◆ **WORK ORDER**
The expected output is a copy of every line in the records with the string "JSON".

◆ **SUPPLIED DATA**
=== Begin Enclosure ===
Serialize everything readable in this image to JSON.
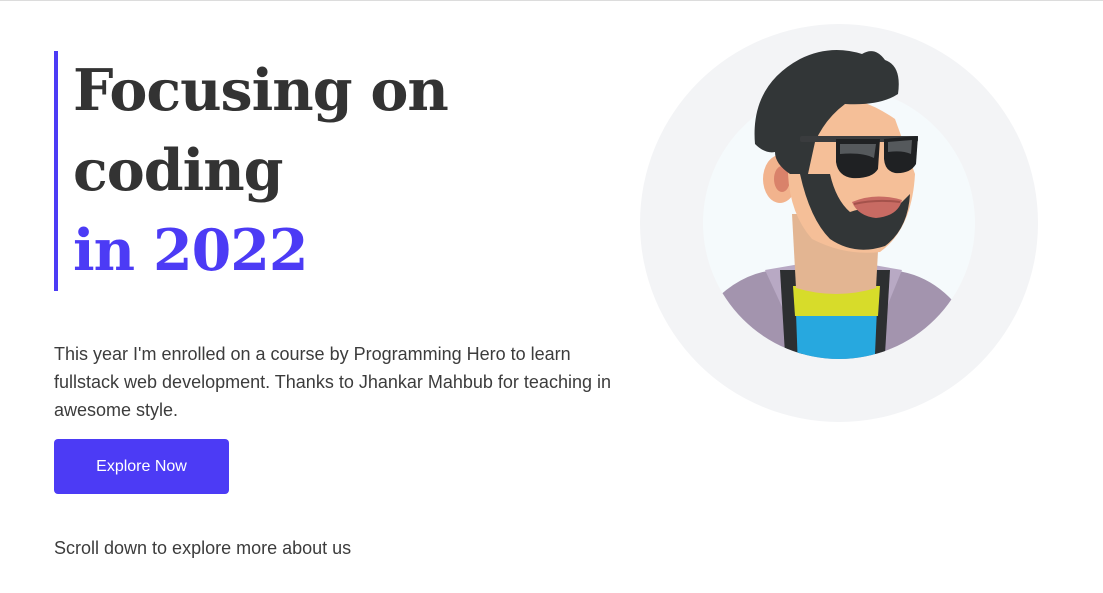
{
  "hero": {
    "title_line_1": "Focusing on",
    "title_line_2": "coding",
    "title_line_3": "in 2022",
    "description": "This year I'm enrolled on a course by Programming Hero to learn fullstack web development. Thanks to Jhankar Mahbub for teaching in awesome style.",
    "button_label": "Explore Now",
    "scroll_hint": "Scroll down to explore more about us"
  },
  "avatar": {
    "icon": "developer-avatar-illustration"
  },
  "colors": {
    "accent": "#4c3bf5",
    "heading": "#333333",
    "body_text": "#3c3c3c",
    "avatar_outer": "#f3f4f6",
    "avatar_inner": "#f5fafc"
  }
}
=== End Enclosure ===
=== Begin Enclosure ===
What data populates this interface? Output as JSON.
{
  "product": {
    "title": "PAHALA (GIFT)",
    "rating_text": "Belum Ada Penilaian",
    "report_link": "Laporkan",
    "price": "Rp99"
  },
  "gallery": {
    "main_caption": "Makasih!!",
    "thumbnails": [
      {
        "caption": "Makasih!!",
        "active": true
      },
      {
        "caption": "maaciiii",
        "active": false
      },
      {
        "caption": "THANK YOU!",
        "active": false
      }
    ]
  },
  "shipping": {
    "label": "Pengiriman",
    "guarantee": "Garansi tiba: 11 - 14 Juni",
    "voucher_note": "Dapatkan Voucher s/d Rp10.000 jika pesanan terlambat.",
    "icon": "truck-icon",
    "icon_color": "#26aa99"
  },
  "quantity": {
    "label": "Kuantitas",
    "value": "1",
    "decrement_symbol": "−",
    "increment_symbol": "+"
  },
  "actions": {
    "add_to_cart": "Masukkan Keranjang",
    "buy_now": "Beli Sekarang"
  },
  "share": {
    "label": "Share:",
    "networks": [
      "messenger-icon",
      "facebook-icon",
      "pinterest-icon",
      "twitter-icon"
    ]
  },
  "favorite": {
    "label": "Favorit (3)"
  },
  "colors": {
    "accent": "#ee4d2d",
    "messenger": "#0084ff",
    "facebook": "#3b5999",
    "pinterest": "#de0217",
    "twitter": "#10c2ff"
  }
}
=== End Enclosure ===
◆ **EXERCISE SOLUTION**
Serialize everything readable in this image to JSON.
What data populates this interface? Output as JSON.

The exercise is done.